__EXERCISE DETAILS__: Each line of the data below containing "学生公寓" needs to be listed.

Data about app and page elements

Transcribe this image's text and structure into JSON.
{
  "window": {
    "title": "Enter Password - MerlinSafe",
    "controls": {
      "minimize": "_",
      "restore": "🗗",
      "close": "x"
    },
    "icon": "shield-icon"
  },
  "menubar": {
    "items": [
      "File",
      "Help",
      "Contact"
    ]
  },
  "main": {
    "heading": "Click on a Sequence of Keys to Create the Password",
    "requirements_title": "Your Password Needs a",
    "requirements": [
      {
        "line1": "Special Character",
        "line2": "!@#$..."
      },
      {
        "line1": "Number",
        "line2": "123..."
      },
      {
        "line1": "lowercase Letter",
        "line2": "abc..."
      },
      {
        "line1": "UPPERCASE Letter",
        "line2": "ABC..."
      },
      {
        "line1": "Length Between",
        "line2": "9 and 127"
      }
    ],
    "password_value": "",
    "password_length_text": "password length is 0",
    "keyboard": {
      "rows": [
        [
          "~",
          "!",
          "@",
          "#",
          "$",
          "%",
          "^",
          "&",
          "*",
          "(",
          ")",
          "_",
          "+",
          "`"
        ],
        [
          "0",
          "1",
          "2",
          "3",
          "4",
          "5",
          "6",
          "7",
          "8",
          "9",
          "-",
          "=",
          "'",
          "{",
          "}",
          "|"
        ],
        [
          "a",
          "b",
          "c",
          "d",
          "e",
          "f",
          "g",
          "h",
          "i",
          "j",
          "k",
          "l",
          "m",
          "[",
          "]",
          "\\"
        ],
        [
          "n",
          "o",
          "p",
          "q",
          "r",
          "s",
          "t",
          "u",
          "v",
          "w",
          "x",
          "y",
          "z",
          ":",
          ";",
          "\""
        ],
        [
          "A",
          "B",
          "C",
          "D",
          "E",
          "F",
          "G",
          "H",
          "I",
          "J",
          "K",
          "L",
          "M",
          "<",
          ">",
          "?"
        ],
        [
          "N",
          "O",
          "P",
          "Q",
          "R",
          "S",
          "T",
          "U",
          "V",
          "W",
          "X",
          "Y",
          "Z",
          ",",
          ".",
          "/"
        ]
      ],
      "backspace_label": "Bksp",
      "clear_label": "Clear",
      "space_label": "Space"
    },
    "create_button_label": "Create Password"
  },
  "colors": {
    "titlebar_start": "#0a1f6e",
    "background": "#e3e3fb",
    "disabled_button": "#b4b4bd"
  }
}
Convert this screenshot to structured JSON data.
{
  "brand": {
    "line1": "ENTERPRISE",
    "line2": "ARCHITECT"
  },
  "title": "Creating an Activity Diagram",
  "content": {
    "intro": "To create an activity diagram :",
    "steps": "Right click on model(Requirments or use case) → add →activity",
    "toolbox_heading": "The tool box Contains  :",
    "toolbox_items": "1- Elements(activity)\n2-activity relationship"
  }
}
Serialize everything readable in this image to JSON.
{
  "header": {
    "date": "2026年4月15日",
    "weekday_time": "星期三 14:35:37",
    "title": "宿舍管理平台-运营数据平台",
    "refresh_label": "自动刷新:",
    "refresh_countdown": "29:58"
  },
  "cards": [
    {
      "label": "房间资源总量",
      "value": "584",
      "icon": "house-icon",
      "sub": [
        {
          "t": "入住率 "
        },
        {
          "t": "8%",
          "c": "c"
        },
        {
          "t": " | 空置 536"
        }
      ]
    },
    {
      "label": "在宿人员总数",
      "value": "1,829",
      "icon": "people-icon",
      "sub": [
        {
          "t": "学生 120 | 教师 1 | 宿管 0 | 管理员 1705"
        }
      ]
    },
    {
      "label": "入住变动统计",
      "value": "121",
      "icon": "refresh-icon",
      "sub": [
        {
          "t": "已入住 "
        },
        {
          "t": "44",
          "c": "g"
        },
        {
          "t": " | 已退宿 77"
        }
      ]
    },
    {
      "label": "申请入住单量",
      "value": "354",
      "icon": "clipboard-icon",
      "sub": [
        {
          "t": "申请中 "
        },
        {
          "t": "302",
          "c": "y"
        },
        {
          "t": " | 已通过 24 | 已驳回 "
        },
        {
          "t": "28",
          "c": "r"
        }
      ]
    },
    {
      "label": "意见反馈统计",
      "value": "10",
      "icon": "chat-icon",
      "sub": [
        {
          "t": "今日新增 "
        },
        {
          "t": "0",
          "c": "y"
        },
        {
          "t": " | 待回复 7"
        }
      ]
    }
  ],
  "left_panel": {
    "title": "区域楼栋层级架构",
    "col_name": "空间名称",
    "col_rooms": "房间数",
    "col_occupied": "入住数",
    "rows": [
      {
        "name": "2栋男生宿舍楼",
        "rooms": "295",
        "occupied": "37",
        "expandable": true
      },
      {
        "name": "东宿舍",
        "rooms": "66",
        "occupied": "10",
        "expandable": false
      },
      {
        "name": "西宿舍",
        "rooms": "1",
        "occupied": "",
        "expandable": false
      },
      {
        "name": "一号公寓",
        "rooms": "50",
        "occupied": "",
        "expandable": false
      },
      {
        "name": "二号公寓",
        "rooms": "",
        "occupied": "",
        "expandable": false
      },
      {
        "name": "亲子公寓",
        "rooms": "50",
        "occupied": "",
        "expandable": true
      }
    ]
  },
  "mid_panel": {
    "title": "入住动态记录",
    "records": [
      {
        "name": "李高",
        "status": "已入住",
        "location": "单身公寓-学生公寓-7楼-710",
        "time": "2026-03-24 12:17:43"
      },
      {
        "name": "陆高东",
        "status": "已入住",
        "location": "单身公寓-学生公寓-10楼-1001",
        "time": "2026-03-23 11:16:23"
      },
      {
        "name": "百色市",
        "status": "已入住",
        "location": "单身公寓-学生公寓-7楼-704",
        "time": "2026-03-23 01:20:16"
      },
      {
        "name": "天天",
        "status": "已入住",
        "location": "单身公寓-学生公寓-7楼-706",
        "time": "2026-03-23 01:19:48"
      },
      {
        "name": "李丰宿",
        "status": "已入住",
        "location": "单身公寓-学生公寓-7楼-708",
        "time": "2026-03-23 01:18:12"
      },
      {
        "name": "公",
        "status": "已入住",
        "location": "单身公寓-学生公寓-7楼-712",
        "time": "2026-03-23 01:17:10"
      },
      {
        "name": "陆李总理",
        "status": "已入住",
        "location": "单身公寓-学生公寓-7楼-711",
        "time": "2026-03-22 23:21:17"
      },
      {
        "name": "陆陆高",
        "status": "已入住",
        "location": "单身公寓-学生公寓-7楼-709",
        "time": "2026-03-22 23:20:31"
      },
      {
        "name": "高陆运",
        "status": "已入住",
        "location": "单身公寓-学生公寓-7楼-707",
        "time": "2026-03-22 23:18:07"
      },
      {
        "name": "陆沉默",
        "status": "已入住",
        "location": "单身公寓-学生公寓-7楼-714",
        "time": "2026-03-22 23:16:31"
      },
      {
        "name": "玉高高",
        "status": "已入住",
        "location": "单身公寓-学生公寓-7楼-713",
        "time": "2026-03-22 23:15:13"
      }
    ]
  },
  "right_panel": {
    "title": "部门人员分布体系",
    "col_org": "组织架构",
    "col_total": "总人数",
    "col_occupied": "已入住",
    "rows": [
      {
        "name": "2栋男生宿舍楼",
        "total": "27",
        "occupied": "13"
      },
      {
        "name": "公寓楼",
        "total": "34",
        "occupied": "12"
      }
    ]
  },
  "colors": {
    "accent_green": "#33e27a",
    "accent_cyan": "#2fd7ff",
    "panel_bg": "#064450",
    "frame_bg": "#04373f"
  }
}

__TASK OUTPUT__:
        "location": "单身公寓-学生公寓-7楼-710",
        "location": "单身公寓-学生公寓-10楼-1001",
        "location": "单身公寓-学生公寓-7楼-704",
        "location": "单身公寓-学生公寓-7楼-706",
        "location": "单身公寓-学生公寓-7楼-708",
        "location": "单身公寓-学生公寓-7楼-712",
        "location": "单身公寓-学生公寓-7楼-711",
        "location": "单身公寓-学生公寓-7楼-709",
        "location": "单身公寓-学生公寓-7楼-707",
        "location": "单身公寓-学生公寓-7楼-714",
        "location": "单身公寓-学生公寓-7楼-713",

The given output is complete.